For the Christian, “it is for freedom that Christ has set us free. Stand firm, then, and do not let yourselves be burdened again by a yoke of slavery” (Gal. 5:1). For the spiritual, “you will never be free until you free yourself from the prison of your own false thoughts”.

To prosper in any and every area of life, we must be set free, particularly from false thoughts and a negative mindset.

It is a journey not destination

The pronoun “it” can refer to a lot of things. It can refer to life, success, achievement, milestone, or anything. The point is, whatever it is, it is a process.

I got Paths As Yet Untrodden published on December 30, 2017 after some months of anxious effort, charting new territory and perseverance. I went to social media to announce the publication.

Guess what followed! Depression.

Believe me, there was a lot of excitement as I put together the reflections in the book. And as I shared again and again in the course of the months of preparation, it was about my experience and how those experiences were shared with other people. I put that out there for anybody to read.

Then what? That is the question I am asking myself. Heraclitus is quoted to have said, “no man/woman steps in the same river twice, for it is not the same river and he/she is not the same person”. I have been and I should be changed – transformed – by the experience. And you, the reader, should also experience transformation in some way because you too stepped into the river.

The important thing is that this is an ongoing process, it is not a destination. I have already started on my next project, not just to go over the depression, but to continue on the journey.

Details will follow shortly.

Life on the precipice

After I introduced my book to the bible study group I am part of and sent out an email, one of my friends observed that the cover page image is the iconic Delicate Arch in Arches National Park in Utah, which is also pictured on Utah license plates. He recounted his and his wife’s  visit there last October and the hikes to the park’s more than 2000 arches. He added, “the hike may be easy or very challenging…we had to be careful about which hikes we chose”.

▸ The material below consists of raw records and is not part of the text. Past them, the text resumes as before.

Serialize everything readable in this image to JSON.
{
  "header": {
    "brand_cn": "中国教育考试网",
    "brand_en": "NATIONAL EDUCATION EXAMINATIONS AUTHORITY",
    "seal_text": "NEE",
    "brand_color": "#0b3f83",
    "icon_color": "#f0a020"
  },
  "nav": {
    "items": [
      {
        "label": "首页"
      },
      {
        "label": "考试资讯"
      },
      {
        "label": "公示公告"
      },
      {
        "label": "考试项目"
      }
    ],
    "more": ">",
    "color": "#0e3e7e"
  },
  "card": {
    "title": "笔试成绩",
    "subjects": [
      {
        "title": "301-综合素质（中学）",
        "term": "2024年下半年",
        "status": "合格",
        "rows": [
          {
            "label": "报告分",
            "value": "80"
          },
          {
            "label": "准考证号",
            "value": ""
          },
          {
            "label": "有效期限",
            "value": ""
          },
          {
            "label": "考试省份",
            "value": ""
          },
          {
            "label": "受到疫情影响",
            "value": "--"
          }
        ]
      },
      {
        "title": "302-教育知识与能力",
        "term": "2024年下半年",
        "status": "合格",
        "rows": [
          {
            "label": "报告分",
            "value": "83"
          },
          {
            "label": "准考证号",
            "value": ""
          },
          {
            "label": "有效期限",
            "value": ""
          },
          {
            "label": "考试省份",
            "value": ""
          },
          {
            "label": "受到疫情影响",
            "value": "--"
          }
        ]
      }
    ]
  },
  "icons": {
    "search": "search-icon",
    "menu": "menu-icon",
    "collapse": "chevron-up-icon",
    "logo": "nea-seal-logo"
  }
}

About the Delicate Arch he wrote, “it can be seen at a distance by a short walk to a viewpoint, or also by a longer hike around the side of a mountain. One can also hike right up to the foot of the arch via a three mile trail which is described as “difficult”…having no shade, some exposure to heights, steep rock slope, and a 200 year rock ledge”. He went on, “I really wanted to make the hike, but we decided not to take the risk and took the more safe trail instead”.

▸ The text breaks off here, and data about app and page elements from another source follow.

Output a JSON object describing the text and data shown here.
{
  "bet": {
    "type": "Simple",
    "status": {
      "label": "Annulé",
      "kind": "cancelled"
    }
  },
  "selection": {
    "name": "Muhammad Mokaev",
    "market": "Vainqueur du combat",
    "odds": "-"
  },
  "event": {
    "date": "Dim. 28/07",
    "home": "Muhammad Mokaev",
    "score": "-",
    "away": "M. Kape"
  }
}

My friend was curious as to why I chose the arch for the cover of my book. But that is exactly the point. I mention in the Introduction that I debated whether to have the title “Life on the Precipice” because it is the first part of the theme.

I am glad that some of you may have had similar experiences in the Arches National Park or similar terrain, in the Rockies, Smoky Mountains, the Alps, or Sahara Desert. Those experiences illumine life on the precipice which is the theme of my book. My physical examples come from the Judean Desert, Timna, the Negev and Sinai, but they all illustrate what it is to live on the precipice.

What are your experiences? Paths As Yet Untrodden will remind you of our journey together as humans.